◆ **Activity**: Every entry below is to be returned unchanged. Images are not part of the copy.
___ Source material ___
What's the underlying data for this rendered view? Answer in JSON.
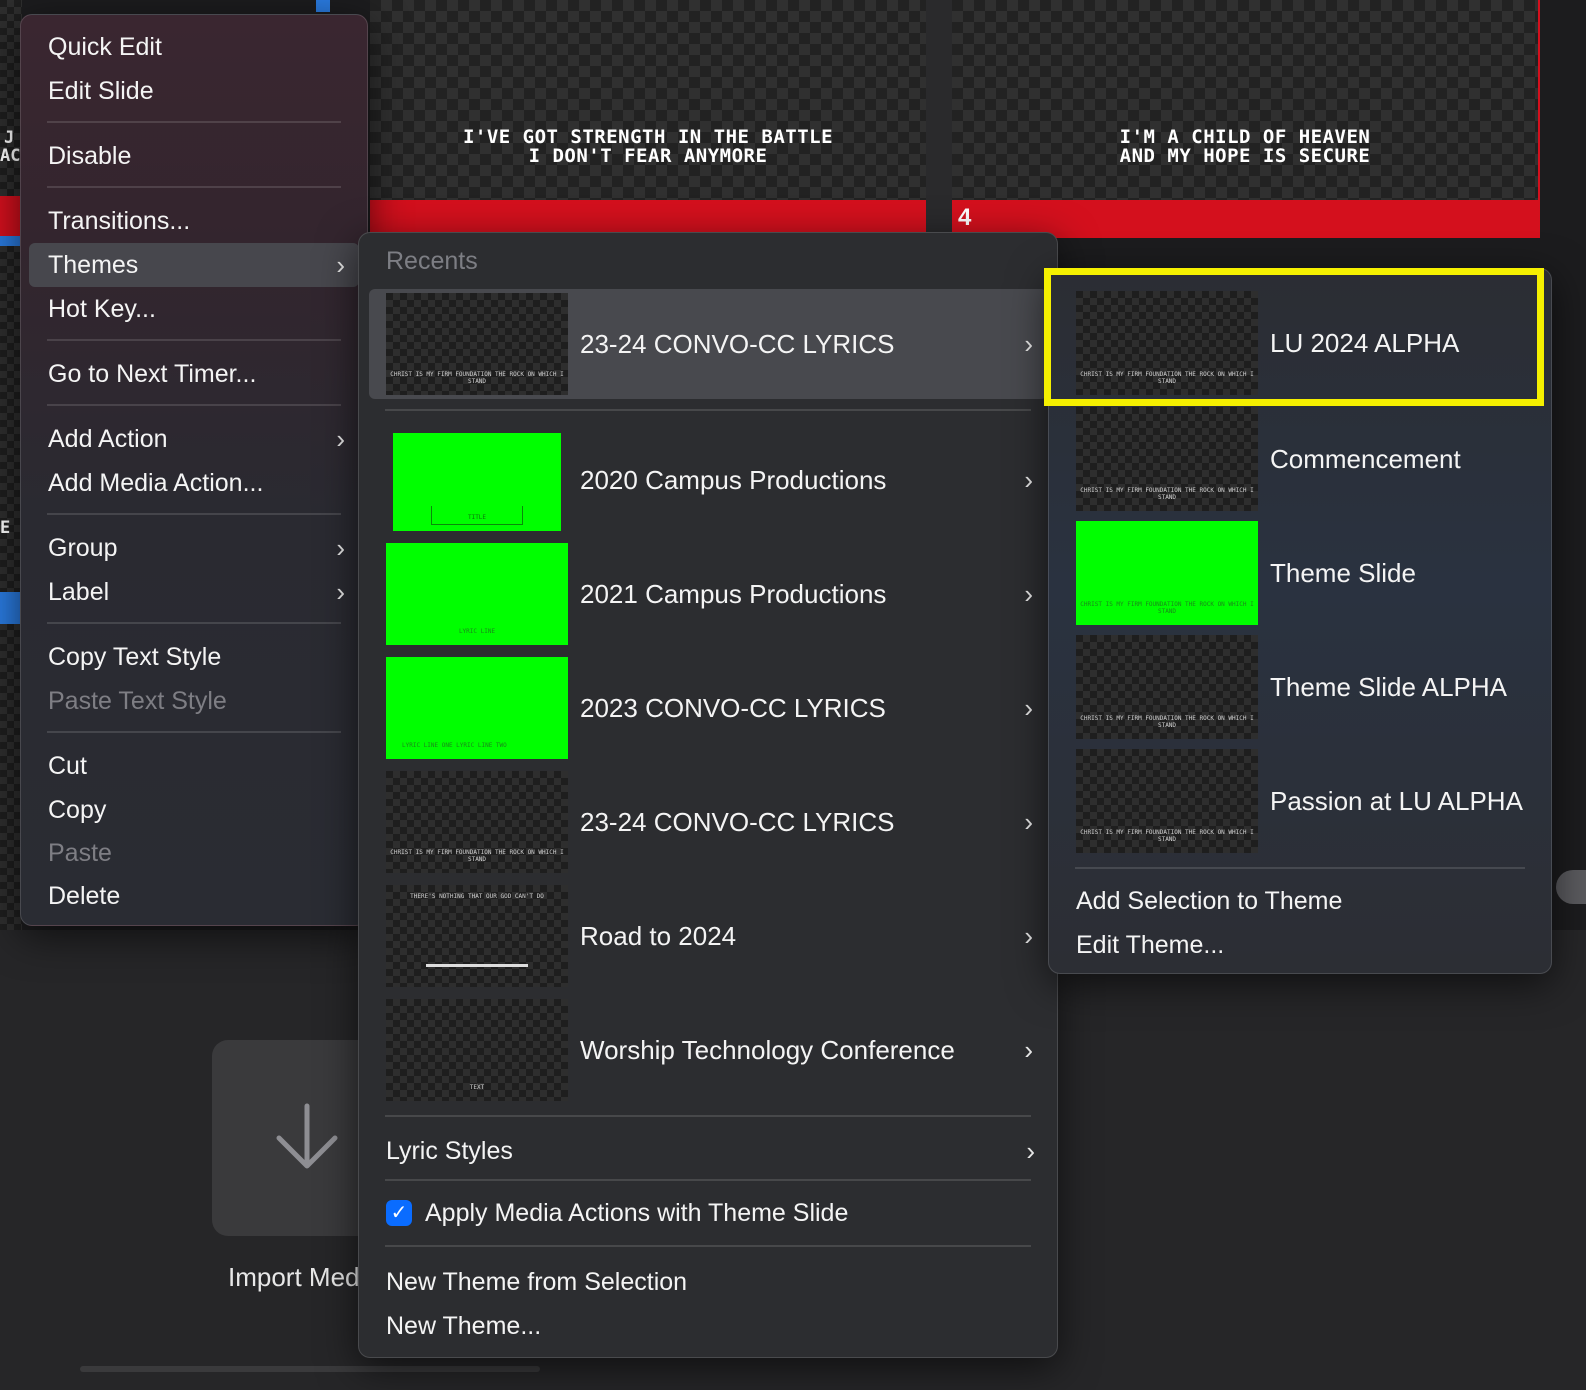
{
  "background": {
    "slides": [
      {
        "lyrics": "I'VE GOT STRENGTH IN THE BATTLE\nI DON'T FEAR ANYMORE",
        "number": ""
      },
      {
        "lyrics": "I'M A CHILD OF HEAVEN\nAND MY HOPE IS SECURE",
        "number": "4"
      }
    ],
    "left_fragments": [
      "J",
      "AC",
      "E"
    ],
    "import_label": "Import Med"
  },
  "context_menu": {
    "items": [
      {
        "label": "Quick Edit"
      },
      {
        "label": "Edit Slide"
      },
      {
        "label": "Disable"
      },
      {
        "label": "Transitions..."
      },
      {
        "label": "Themes"
      },
      {
        "label": "Hot Key..."
      },
      {
        "label": "Go to Next Timer..."
      },
      {
        "label": "Add Action"
      },
      {
        "label": "Add Media Action..."
      },
      {
        "label": "Group"
      },
      {
        "label": "Label"
      },
      {
        "label": "Copy Text Style"
      },
      {
        "label": "Paste Text Style"
      },
      {
        "label": "Cut"
      },
      {
        "label": "Copy"
      },
      {
        "label": "Paste"
      },
      {
        "label": "Delete"
      }
    ]
  },
  "themes_menu": {
    "recents_label": "Recents",
    "recent": {
      "label": "23-24 CONVO-CC LYRICS",
      "thumb_text": "CHRIST IS MY FIRM FOUNDATION THE ROCK ON WHICH I STAND"
    },
    "themes": [
      {
        "label": "2020 Campus Productions",
        "thumb_text": "TITLE"
      },
      {
        "label": "2021 Campus Productions",
        "thumb_text": "LYRIC LINE"
      },
      {
        "label": "2023 CONVO-CC LYRICS",
        "thumb_text": "LYRIC LINE ONE LYRIC LINE TWO"
      },
      {
        "label": "23-24 CONVO-CC LYRICS",
        "thumb_text": "CHRIST IS MY FIRM FOUNDATION THE ROCK ON WHICH I STAND"
      },
      {
        "label": "Road to 2024",
        "thumb_text": "THERE'S NOTHING THAT OUR GOD CAN'T DO"
      },
      {
        "label": "Worship Technology Conference",
        "thumb_text": "TEXT"
      }
    ],
    "lyric_styles": "Lyric Styles",
    "apply_media": "Apply Media Actions with Theme Slide",
    "apply_media_checked": true,
    "new_from_selection": "New Theme from Selection",
    "new_theme": "New Theme..."
  },
  "theme_submenu": {
    "slides": [
      {
        "label": "LU 2024 ALPHA",
        "thumb_text": "CHRIST IS MY FIRM FOUNDATION THE ROCK ON WHICH I STAND"
      },
      {
        "label": "Commencement",
        "thumb_text": "CHRIST IS MY FIRM FOUNDATION THE ROCK ON WHICH I STAND"
      },
      {
        "label": "Theme Slide",
        "thumb_text": "CHRIST IS MY FIRM FOUNDATION THE ROCK ON WHICH I STAND"
      },
      {
        "label": "Theme Slide ALPHA",
        "thumb_text": "CHRIST IS MY FIRM FOUNDATION THE ROCK ON WHICH I STAND"
      },
      {
        "label": "Passion at LU ALPHA",
        "thumb_text": "CHRIST IS MY FIRM FOUNDATION THE ROCK ON WHICH I STAND"
      }
    ],
    "add_selection": "Add Selection to Theme",
    "edit_theme": "Edit Theme..."
  },
  "colors": {
    "accent_red": "#d4101d",
    "chroma_green": "#00ff00",
    "highlight_yellow": "#f5f000",
    "checkbox_blue": "#0a6cff"
  }
}
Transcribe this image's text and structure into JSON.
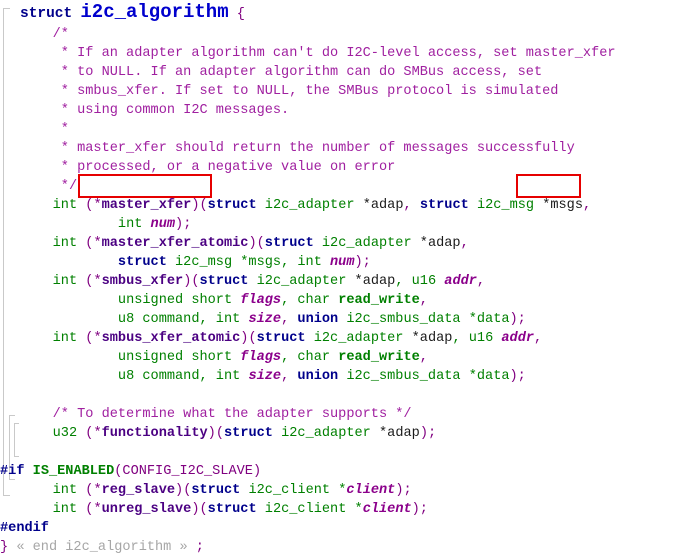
{
  "document": {
    "kind": "source-code-snippet",
    "language": "C",
    "struct_name": "i2c_algorithm",
    "background_color": "#ffffff"
  },
  "theme": {
    "keyword_color": "#00008b",
    "type_color": "#008000",
    "function_color": "#4b0082",
    "variable_color": "#8b008b",
    "comment_color": "#a020a0",
    "punctuation_color": "#800080",
    "fold_note_color": "#a6a6a6",
    "struct_name_color": "#0000cd",
    "annotation_box_color": "#e60000"
  },
  "code": {
    "line_01": {
      "kw": "struct",
      "name": "i2c_algorithm",
      "brace": "{"
    },
    "line_02": "/*",
    "line_03": " * If an adapter algorithm can't do I2C-level access, set master_xfer",
    "line_04": " * to NULL. If an adapter algorithm can do SMBus access, set",
    "line_05": " * smbus_xfer. If set to NULL, the SMBus protocol is simulated",
    "line_06": " * using common I2C messages.",
    "line_07": " *",
    "line_08": " * master_xfer should return the number of messages successfully",
    "line_09": " * processed, or a negative value on error",
    "line_10": " */",
    "line_11": {
      "t1": "int ",
      "t2": "(*",
      "t3": "master_xfer",
      "t4": ")(",
      "t5": "struct",
      "t6": " i2c_adapter ",
      "t7": "*adap",
      "t8": ", ",
      "t9": "struct",
      "t10": " ",
      "t11": "i2c_msg",
      "t12": " *msgs",
      "t13": ","
    },
    "line_12": {
      "t1": "int ",
      "t2": "num",
      "t3": ");"
    },
    "line_13": {
      "t1": "int ",
      "t2": "(*",
      "t3": "master_xfer_atomic",
      "t4": ")(",
      "t5": "struct",
      "t6": " i2c_adapter ",
      "t7": "*adap",
      "t8": ","
    },
    "line_14": {
      "t1": "struct",
      "t2": " i2c_msg *msgs, int ",
      "t3": "num",
      "t4": ");"
    },
    "line_15": {
      "t1": "int ",
      "t2": "(*",
      "t3": "smbus_xfer",
      "t4": ")(",
      "t5": "struct",
      "t6": " i2c_adapter ",
      "t7": "*adap",
      "t8": ", u16 ",
      "t9": "addr",
      "t10": ","
    },
    "line_16": {
      "t1": "unsigned short ",
      "t2": "flags",
      "t3": ", char ",
      "t4": "read_write",
      "t5": ","
    },
    "line_17": {
      "t1": "u8 command, int ",
      "t2": "size",
      "t3": ", ",
      "t4": "union",
      "t5": " i2c_smbus_data *data",
      "t6": ");"
    },
    "line_18": {
      "t1": "int ",
      "t2": "(*",
      "t3": "smbus_xfer_atomic",
      "t4": ")(",
      "t5": "struct",
      "t6": " i2c_adapter ",
      "t7": "*adap",
      "t8": ", u16 ",
      "t9": "addr",
      "t10": ","
    },
    "line_19": {
      "t1": "unsigned short ",
      "t2": "flags",
      "t3": ", char ",
      "t4": "read_write",
      "t5": ","
    },
    "line_20": {
      "t1": "u8 command, int ",
      "t2": "size",
      "t3": ", ",
      "t4": "union",
      "t5": " i2c_smbus_data *data",
      "t6": ");"
    },
    "line_21": "",
    "line_22": "/* To determine what the adapter supports */",
    "line_23": {
      "t1": "u32 ",
      "t2": "(*",
      "t3": "functionality",
      "t4": ")(",
      "t5": "struct",
      "t6": " i2c_adapter ",
      "t7": "*adap",
      "t8": ");"
    },
    "line_24": "",
    "line_25": {
      "t1": "#if",
      "t2": " ",
      "t3": "IS_ENABLED",
      "t4": "(",
      "t5": "CONFIG_I2C_SLAVE",
      "t6": ")"
    },
    "line_26": {
      "t1": "int ",
      "t2": "(*",
      "t3": "reg_slave",
      "t4": ")(",
      "t5": "struct",
      "t6": " i2c_client *",
      "t7": "client",
      "t8": ");"
    },
    "line_27": {
      "t1": "int ",
      "t2": "(*",
      "t3": "unreg_slave",
      "t4": ")(",
      "t5": "struct",
      "t6": " i2c_client *",
      "t7": "client",
      "t8": ");"
    },
    "line_28": "#endif",
    "line_29": {
      "t1": "}",
      "t2": " « end i2c_algorithm » ",
      "t3": ";"
    }
  },
  "annotations": {
    "box_1": {
      "label": "(*master_xfer)",
      "color": "#e60000"
    },
    "box_2": {
      "label": "i2c_msg",
      "color": "#e60000"
    }
  }
}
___
◆ **Answer box**:
What's the underlying data for this rendered view? Answer in JSON.
{
  "background": {
    "slides": [
      {
        "lyrics": "I'VE GOT STRENGTH IN THE BATTLE\nI DON'T FEAR ANYMORE",
        "number": ""
      },
      {
        "lyrics": "I'M A CHILD OF HEAVEN\nAND MY HOPE IS SECURE",
        "number": "4"
      }
    ],
    "left_fragments": [
      "J",
      "AC",
      "E"
    ],
    "import_label": "Import Med"
  },
  "context_menu": {
    "items": [
      {
        "label": "Quick Edit"
      },
      {
        "label": "Edit Slide"
      },
      {
        "label": "Disable"
      },
      {
        "label": "Transitions..."
      },
      {
        "label": "Themes"
      },
      {
        "label": "Hot Key..."
      },
      {
        "label": "Go to Next Timer..."
      },
      {
        "label": "Add Action"
      },
      {
        "label": "Add Media Action..."
      },
      {
        "label": "Group"
      },
      {
        "label": "Label"
      },
      {
        "label": "Copy Text Style"
      },
      {
        "label": "Paste Text Style"
      },
      {
        "label": "Cut"
      },
      {
        "label": "Copy"
      },
      {
        "label": "Paste"
      },
      {
        "label": "Delete"
      }
    ]
  },
  "themes_menu": {
    "recents_label": "Recents",
    "recent": {
      "label": "23-24 CONVO-CC LYRICS",
      "thumb_text": "CHRIST IS MY FIRM FOUNDATION THE ROCK ON WHICH I STAND"
    },
    "themes": [
      {
        "label": "2020 Campus Productions",
        "thumb_text": "TITLE"
      },
      {
        "label": "2021 Campus Productions",
        "thumb_text": "LYRIC LINE"
      },
      {
        "label": "2023 CONVO-CC LYRICS",
        "thumb_text": "LYRIC LINE ONE LYRIC LINE TWO"
      },
      {
        "label": "23-24 CONVO-CC LYRICS",
        "thumb_text": "CHRIST IS MY FIRM FOUNDATION THE ROCK ON WHICH I STAND"
      },
      {
        "label": "Road to 2024",
        "thumb_text": "THERE'S NOTHING THAT OUR GOD CAN'T DO"
      },
      {
        "label": "Worship Technology Conference",
        "thumb_text": "TEXT"
      }
    ],
    "lyric_styles": "Lyric Styles",
    "apply_media": "Apply Media Actions with Theme Slide",
    "apply_media_checked": true,
    "new_from_selection": "New Theme from Selection",
    "new_theme": "New Theme..."
  },
  "theme_submenu": {
    "slides": [
      {
        "label": "LU 2024 ALPHA",
        "thumb_text": "CHRIST IS MY FIRM FOUNDATION THE ROCK ON WHICH I STAND"
      },
      {
        "label": "Commencement",
        "thumb_text": "CHRIST IS MY FIRM FOUNDATION THE ROCK ON WHICH I STAND"
      },
      {
        "label": "Theme Slide",
        "thumb_text": "CHRIST IS MY FIRM FOUNDATION THE ROCK ON WHICH I STAND"
      },
      {
        "label": "Theme Slide ALPHA",
        "thumb_text": "CHRIST IS MY FIRM FOUNDATION THE ROCK ON WHICH I STAND"
      },
      {
        "label": "Passion at LU ALPHA",
        "thumb_text": "CHRIST IS MY FIRM FOUNDATION THE ROCK ON WHICH I STAND"
      }
    ],
    "add_selection": "Add Selection to Theme",
    "edit_theme": "Edit Theme..."
  },
  "colors": {
    "accent_red": "#d4101d",
    "chroma_green": "#00ff00",
    "highlight_yellow": "#f5f000",
    "checkbox_blue": "#0a6cff"
  }
}
Transcribe this image's text and structure into JSON.
{
  "document": {
    "kind": "source-code-snippet",
    "language": "C",
    "struct_name": "i2c_algorithm",
    "background_color": "#ffffff"
  },
  "theme": {
    "keyword_color": "#00008b",
    "type_color": "#008000",
    "function_color": "#4b0082",
    "variable_color": "#8b008b",
    "comment_color": "#a020a0",
    "punctuation_color": "#800080",
    "fold_note_color": "#a6a6a6",
    "struct_name_color": "#0000cd",
    "annotation_box_color": "#e60000"
  },
  "code": {
    "line_01": {
      "kw": "struct",
      "name": "i2c_algorithm",
      "brace": "{"
    },
    "line_02": "/*",
    "line_03": " * If an adapter algorithm can't do I2C-level access, set master_xfer",
    "line_04": " * to NULL. If an adapter algorithm can do SMBus access, set",
    "line_05": " * smbus_xfer. If set to NULL, the SMBus protocol is simulated",
    "line_06": " * using common I2C messages.",
    "line_07": " *",
    "line_08": " * master_xfer should return the number of messages successfully",
    "line_09": " * processed, or a negative value on error",
    "line_10": " */",
    "line_11": {
      "t1": "int ",
      "t2": "(*",
      "t3": "master_xfer",
      "t4": ")(",
      "t5": "struct",
      "t6": " i2c_adapter ",
      "t7": "*adap",
      "t8": ", ",
      "t9": "struct",
      "t10": " ",
      "t11": "i2c_msg",
      "t12": " *msgs",
      "t13": ","
    },
    "line_12": {
      "t1": "int ",
      "t2": "num",
      "t3": ");"
    },
    "line_13": {
      "t1": "int ",
      "t2": "(*",
      "t3": "master_xfer_atomic",
      "t4": ")(",
      "t5": "struct",
      "t6": " i2c_adapter ",
      "t7": "*adap",
      "t8": ","
    },
    "line_14": {
      "t1": "struct",
      "t2": " i2c_msg *msgs, int ",
      "t3": "num",
      "t4": ");"
    },
    "line_15": {
      "t1": "int ",
      "t2": "(*",
      "t3": "smbus_xfer",
      "t4": ")(",
      "t5": "struct",
      "t6": " i2c_adapter ",
      "t7": "*adap",
      "t8": ", u16 ",
      "t9": "addr",
      "t10": ","
    },
    "line_16": {
      "t1": "unsigned short ",
      "t2": "flags",
      "t3": ", char ",
      "t4": "read_write",
      "t5": ","
    },
    "line_17": {
      "t1": "u8 command, int ",
      "t2": "size",
      "t3": ", ",
      "t4": "union",
      "t5": " i2c_smbus_data *data",
      "t6": ");"
    },
    "line_18": {
      "t1": "int ",
      "t2": "(*",
      "t3": "smbus_xfer_atomic",
      "t4": ")(",
      "t5": "struct",
      "t6": " i2c_adapter ",
      "t7": "*adap",
      "t8": ", u16 ",
      "t9": "addr",
      "t10": ","
    },
    "line_19": {
      "t1": "unsigned short ",
      "t2": "flags",
      "t3": ", char ",
      "t4": "read_write",
      "t5": ","
    },
    "line_20": {
      "t1": "u8 command, int ",
      "t2": "size",
      "t3": ", ",
      "t4": "union",
      "t5": " i2c_smbus_data *data",
      "t6": ");"
    },
    "line_21": "",
    "line_22": "/* To determine what the adapter supports */",
    "line_23": {
      "t1": "u32 ",
      "t2": "(*",
      "t3": "functionality",
      "t4": ")(",
      "t5": "struct",
      "t6": " i2c_adapter ",
      "t7": "*adap",
      "t8": ");"
    },
    "line_24": "",
    "line_25": {
      "t1": "#if",
      "t2": " ",
      "t3": "IS_ENABLED",
      "t4": "(",
      "t5": "CONFIG_I2C_SLAVE",
      "t6": ")"
    },
    "line_26": {
      "t1": "int ",
      "t2": "(*",
      "t3": "reg_slave",
      "t4": ")(",
      "t5": "struct",
      "t6": " i2c_client *",
      "t7": "client",
      "t8": ");"
    },
    "line_27": {
      "t1": "int ",
      "t2": "(*",
      "t3": "unreg_slave",
      "t4": ")(",
      "t5": "struct",
      "t6": " i2c_client *",
      "t7": "client",
      "t8": ");"
    },
    "line_28": "#endif",
    "line_29": {
      "t1": "}",
      "t2": " « end i2c_algorithm » ",
      "t3": ";"
    }
  },
  "annotations": {
    "box_1": {
      "label": "(*master_xfer)",
      "color": "#e60000"
    },
    "box_2": {
      "label": "i2c_msg",
      "color": "#e60000"
    }
  }
}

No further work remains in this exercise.